[Exercise materials Boundary: Start]

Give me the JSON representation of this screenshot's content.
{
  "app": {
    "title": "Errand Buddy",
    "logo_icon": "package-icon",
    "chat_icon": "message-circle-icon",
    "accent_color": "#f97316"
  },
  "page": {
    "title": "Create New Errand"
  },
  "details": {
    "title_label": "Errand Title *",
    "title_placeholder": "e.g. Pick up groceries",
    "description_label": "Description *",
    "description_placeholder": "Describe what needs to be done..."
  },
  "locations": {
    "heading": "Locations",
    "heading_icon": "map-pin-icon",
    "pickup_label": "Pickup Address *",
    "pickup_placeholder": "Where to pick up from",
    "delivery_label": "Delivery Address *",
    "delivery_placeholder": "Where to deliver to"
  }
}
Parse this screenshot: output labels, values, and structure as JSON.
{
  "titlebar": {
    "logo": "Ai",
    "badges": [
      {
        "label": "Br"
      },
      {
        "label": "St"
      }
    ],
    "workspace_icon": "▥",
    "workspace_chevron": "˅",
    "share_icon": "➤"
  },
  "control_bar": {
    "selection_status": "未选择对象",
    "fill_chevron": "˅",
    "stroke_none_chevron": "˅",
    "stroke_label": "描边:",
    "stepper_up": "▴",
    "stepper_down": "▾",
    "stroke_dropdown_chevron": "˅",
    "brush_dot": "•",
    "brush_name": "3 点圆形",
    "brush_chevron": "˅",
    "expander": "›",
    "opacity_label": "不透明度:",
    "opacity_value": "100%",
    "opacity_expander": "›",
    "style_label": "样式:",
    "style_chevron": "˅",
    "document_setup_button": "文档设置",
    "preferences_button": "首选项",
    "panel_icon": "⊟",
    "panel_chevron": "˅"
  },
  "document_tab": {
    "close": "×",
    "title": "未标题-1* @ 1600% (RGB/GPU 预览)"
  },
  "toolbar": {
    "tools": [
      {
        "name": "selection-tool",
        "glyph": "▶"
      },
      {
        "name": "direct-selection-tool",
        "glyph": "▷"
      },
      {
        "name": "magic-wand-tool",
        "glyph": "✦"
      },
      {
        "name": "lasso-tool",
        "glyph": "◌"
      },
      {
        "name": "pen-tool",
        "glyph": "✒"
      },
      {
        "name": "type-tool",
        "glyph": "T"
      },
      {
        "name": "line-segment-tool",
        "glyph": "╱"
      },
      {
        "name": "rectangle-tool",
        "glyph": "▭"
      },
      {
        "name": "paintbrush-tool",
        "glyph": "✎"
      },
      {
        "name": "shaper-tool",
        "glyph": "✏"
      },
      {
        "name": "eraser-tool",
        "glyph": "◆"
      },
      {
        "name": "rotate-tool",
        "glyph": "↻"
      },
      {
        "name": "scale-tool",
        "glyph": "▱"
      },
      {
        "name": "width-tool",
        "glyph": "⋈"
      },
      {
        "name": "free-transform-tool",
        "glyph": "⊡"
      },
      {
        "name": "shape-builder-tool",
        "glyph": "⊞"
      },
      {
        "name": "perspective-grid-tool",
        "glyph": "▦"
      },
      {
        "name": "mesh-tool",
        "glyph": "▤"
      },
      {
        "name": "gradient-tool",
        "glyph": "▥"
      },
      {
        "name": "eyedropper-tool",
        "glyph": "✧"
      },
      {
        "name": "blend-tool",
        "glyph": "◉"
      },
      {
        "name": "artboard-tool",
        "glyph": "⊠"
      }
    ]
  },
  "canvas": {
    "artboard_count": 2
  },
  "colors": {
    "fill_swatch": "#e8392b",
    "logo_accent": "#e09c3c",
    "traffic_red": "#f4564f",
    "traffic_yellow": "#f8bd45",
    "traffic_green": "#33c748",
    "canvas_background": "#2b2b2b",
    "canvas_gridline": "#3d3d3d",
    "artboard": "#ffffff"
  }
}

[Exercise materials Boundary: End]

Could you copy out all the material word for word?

Give me the JSON representation of this screenshot's content.
{
  "app": {
    "title": "Errand Buddy",
    "logo_icon": "package-icon",
    "chat_icon": "message-circle-icon",
    "accent_color": "#f97316"
  },
  "page": {
    "title": "Create New Errand"
  },
  "details": {
    "title_label": "Errand Title *",
    "title_placeholder": "e.g. Pick up groceries",
    "description_label": "Description *",
    "description_placeholder": "Describe what needs to be done..."
  },
  "locations": {
    "heading": "Locations",
    "heading_icon": "map-pin-icon",
    "pickup_label": "Pickup Address *",
    "pickup_placeholder": "Where to pick up from",
    "delivery_label": "Delivery Address *",
    "delivery_placeholder": "Where to deliver to"
  }
}
Parse this screenshot: output labels, values, and structure as JSON.
{
  "titlebar": {
    "logo": "Ai",
    "badges": [
      {
        "label": "Br"
      },
      {
        "label": "St"
      }
    ],
    "workspace_icon": "▥",
    "workspace_chevron": "˅",
    "share_icon": "➤"
  },
  "control_bar": {
    "selection_status": "未选择对象",
    "fill_chevron": "˅",
    "stroke_none_chevron": "˅",
    "stroke_label": "描边:",
    "stepper_up": "▴",
    "stepper_down": "▾",
    "stroke_dropdown_chevron": "˅",
    "brush_dot": "•",
    "brush_name": "3 点圆形",
    "brush_chevron": "˅",
    "expander": "›",
    "opacity_label": "不透明度:",
    "opacity_value": "100%",
    "opacity_expander": "›",
    "style_label": "样式:",
    "style_chevron": "˅",
    "document_setup_button": "文档设置",
    "preferences_button": "首选项",
    "panel_icon": "⊟",
    "panel_chevron": "˅"
  },
  "document_tab": {
    "close": "×",
    "title": "未标题-1* @ 1600% (RGB/GPU 预览)"
  },
  "toolbar": {
    "tools": [
      {
        "name": "selection-tool",
        "glyph": "▶"
      },
      {
        "name": "direct-selection-tool",
        "glyph": "▷"
      },
      {
        "name": "magic-wand-tool",
        "glyph": "✦"
      },
      {
        "name": "lasso-tool",
        "glyph": "◌"
      },
      {
        "name": "pen-tool",
        "glyph": "✒"
      },
      {
        "name": "type-tool",
        "glyph": "T"
      },
      {
        "name": "line-segment-tool",
        "glyph": "╱"
      },
      {
        "name": "rectangle-tool",
        "glyph": "▭"
      },
      {
        "name": "paintbrush-tool",
        "glyph": "✎"
      },
      {
        "name": "shaper-tool",
        "glyph": "✏"
      },
      {
        "name": "eraser-tool",
        "glyph": "◆"
      },
      {
        "name": "rotate-tool",
        "glyph": "↻"
      },
      {
        "name": "scale-tool",
        "glyph": "▱"
      },
      {
        "name": "width-tool",
        "glyph": "⋈"
      },
      {
        "name": "free-transform-tool",
        "glyph": "⊡"
      },
      {
        "name": "shape-builder-tool",
        "glyph": "⊞"
      },
      {
        "name": "perspective-grid-tool",
        "glyph": "▦"
      },
      {
        "name": "mesh-tool",
        "glyph": "▤"
      },
      {
        "name": "gradient-tool",
        "glyph": "▥"
      },
      {
        "name": "eyedropper-tool",
        "glyph": "✧"
      },
      {
        "name": "blend-tool",
        "glyph": "◉"
      },
      {
        "name": "artboard-tool",
        "glyph": "⊠"
      }
    ]
  },
  "canvas": {
    "artboard_count": 2
  },
  "colors": {
    "fill_swatch": "#e8392b",
    "logo_accent": "#e09c3c",
    "traffic_red": "#f4564f",
    "traffic_yellow": "#f8bd45",
    "traffic_green": "#33c748",
    "canvas_background": "#2b2b2b",
    "canvas_gridline": "#3d3d3d",
    "artboard": "#ffffff"
  }
}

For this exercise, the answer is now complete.